July 7, 2016

REFLECTIVE PRACTICE: Spectacles and Placeholders


Reflection through critical analysis and synthesis is an integral element of experiential learning design.  Reflective practice leads to personal and professional growth and can provide a window into how a learner has engaged intellectually, emotionally and socially with learning tasks.  Reflective learners are pro-active learners who are

“committed to continuous improvement in practice; assume responsibility for his or her own learning; demonstrate awareness of self, others, and the surrounding context; develop the thinking skills for effective inquiry; and take action that aligns with new understandings” (York-Barr, Sommers, Ghere, & Montie, 2006, p. 10).

Continue reading

March 14, 2014

Blog Task #1

MY CONTEXT:  I am a primary school teacher in my 26th year of teaching.  For the past 3 years, I have been working in our school’s Library & Contemporary Learning Centre (fondly referred to as the “CLiC”).  I am very much a digital CONSUMER at this point in time, so I have come to this course hoping to further develop my digital footprint, and become a more PARTICIPATORY member of the digital world.  I owe it to myself, and to the students that I work with each day.  The challenge for me is a practical one first and foremost –trying to balance that family-work-study dynamic as I try to include study and the creation of a digital footprint into my busy life as a full-time teacher and full-time mum of 4 busy children.  I am trying to learn how to best manage this “organic” style of study, where we are presented with a “rough outline” of a learning plan that sends us off to great clips and websites and articles, where of course you find something else of interest, which leads you to something else that looks really interesting….and before you know it a whole day has gone by and you are still only part way through module 1.1!!!  My challenge is to reign it in a bit and leave some of the great stuff I find till another time, so that I don’t lose sight of the main purpose of my searching (I’m getting better at this.  Diigo is becoming a very good friend!), so that I still have time for the family-work part of my balancing act!

I see the main CONCEPTS and PRACTISES of the digital age encompassing these big ideas:


All of us are born creative, yet sadly, as Sir Ken Robinson shares, current schooling practises do NOT build on our innate creative ability.  Creativity can be disruptive, so teachers need to be TOLERANT, to allow creativity in the classroom to blossom, not wilt.   Dr Yong Zhao speaks about fostering GROUP creativity (eg. collaborative learning communities) in preference to individual creativity, and John Seely Brown talks about developing an ENTREPRENEURSHIP mindset in our students – the idea that learners in the 21st century need to be makers and tinkerers as much as thinkers, looking for new ways to do new things.

Implications for my teaching practise:  I try to foster collaborative learning communities in my learning environment between colleagues – we collaboratively plan, teach and assess the units of work presented in the CLiC each term; between students – by developing problem-based tasks where children are given the CHOICE of how they would like to tackle that task, and platforms for them to share their learning (eg. Padlet, CLiC blog, EDMODO, Youtube channel); and between students and teachers – we believe and try to model that we are ALL students sometimes, and ALL teachers sometimes.


We need to place more value on SKILL-BASED LEARNING, and develop tools that we can use to reliably assess this.   We need to be helping our students to develop a flexible mindset that is ready to respond to the only constant of our times – CHANGE.   We need to be providing learners with opportunities to create CONTEXT for their learning, rather than just focusing on mastery of content.

Implications for my teaching practise: 

Being aware of models of pedagogy such as TPACK helps inform teaching practise.  Creating context for learning takes TIME, so our CLiC lessons extended from 1 class at a time for 40 minutes to 2 classes working together for 80 minutes to allow children more time to immerse themselves in their learning.   Students need time to create context that is a mixture of KNOWING and PLAYING and MAKING.  Because digital tools and social media are an integral part of this knowing-playing-learning dynamic, my challenge will be the need to ensure that I am familiar with tools that could be used to support this learning.

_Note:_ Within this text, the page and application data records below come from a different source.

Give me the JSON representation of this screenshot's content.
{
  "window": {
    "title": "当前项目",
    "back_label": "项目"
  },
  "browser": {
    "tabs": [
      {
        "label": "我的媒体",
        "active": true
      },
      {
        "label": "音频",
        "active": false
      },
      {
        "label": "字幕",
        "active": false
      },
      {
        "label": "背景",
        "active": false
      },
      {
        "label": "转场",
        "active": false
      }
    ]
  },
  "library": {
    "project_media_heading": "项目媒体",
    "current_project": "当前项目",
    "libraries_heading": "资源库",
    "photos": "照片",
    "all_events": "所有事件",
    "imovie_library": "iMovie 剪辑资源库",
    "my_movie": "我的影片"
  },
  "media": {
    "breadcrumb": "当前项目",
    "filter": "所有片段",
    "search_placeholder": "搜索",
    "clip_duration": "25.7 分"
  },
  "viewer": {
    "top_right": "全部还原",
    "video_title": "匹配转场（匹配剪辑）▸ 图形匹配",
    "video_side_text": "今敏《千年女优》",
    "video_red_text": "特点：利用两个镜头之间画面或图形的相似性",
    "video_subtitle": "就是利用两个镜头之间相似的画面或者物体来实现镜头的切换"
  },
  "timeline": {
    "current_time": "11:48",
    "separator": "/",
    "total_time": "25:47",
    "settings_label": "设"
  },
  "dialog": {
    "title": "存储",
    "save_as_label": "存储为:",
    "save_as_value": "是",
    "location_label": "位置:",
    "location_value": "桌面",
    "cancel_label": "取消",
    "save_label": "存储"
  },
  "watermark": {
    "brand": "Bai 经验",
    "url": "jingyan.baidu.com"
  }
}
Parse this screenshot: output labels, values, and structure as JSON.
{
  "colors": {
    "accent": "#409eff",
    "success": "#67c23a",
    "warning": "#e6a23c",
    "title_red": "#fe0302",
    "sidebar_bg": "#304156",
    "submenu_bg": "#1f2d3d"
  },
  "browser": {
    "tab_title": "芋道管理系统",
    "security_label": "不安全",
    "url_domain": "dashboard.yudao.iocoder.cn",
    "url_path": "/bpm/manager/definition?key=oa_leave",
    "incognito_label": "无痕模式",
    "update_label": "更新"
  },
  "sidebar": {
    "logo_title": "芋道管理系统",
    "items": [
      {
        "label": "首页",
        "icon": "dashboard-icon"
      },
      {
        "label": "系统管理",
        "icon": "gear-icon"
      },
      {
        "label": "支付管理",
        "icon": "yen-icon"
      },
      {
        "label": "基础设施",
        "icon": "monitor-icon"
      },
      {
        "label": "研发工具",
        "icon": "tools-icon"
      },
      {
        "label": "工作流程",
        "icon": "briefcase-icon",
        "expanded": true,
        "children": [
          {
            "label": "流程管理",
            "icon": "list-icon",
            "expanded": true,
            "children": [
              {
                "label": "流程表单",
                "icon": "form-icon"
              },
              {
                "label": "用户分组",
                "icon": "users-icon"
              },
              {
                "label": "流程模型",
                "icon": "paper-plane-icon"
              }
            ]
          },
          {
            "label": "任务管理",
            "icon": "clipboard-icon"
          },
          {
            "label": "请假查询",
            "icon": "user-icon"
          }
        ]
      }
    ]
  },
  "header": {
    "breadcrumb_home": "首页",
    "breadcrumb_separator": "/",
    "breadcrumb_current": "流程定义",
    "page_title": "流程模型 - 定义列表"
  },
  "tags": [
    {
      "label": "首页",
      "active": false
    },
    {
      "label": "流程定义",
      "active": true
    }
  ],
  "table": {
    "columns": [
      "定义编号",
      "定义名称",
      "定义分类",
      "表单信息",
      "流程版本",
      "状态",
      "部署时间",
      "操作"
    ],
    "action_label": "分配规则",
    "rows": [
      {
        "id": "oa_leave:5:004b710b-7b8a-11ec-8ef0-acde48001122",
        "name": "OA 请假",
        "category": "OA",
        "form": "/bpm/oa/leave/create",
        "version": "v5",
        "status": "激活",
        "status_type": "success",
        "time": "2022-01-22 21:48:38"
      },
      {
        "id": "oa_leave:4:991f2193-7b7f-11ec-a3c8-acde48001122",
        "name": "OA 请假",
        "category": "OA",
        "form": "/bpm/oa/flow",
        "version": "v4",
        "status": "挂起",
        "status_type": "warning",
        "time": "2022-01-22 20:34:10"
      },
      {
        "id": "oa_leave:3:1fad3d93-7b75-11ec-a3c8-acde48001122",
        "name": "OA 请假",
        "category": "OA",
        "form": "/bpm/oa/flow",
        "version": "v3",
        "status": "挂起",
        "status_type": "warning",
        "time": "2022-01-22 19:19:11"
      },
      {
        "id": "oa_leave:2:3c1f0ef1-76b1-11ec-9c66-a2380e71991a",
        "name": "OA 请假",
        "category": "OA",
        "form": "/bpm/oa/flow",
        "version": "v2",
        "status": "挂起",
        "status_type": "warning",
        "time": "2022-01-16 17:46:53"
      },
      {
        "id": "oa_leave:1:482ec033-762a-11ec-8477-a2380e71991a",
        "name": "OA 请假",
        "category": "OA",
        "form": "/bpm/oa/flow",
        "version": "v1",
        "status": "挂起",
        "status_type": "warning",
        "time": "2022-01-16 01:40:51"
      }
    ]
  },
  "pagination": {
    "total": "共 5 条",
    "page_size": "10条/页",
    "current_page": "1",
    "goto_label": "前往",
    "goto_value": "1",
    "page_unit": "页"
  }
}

Professional Learning Networks will be invaluable here.   I also need to help enable my students to become efficient and ethical users of these tools by helping them to develop skillsets that will help them access, critique, compare and evaluate the myriad of tools available to them.  The Future Works Skills 2020 Report, or the HABITS OF MIND model are useful resources to help me here.


As we all become PARTICIPATORY members of the digital world, we contribute to the increasing amounts of data generated in that world, particularly since we use multiple digital tools to try to ensure that what we are creating TODAY will be able to be accessed in the future with new technologies.  This concept raises some big questions about PRIVACY and OWNERSHIP OF INTELLECTUAL PROPERTY, and whose role it is to determine the VALUE of digital content to inform what should or should not be preserved for the future.

Implications for my teaching practise:

I see my role here as helping students to develop the skillset and mindset to be ethical users and producers of digital content; encouraging students to imagine their futures and to consider how they will preserve what they create digitally; and to begin to learn more about tools that will help me make connections between data so that I can see relationships between these datasets and ponder on the implications of these relationships.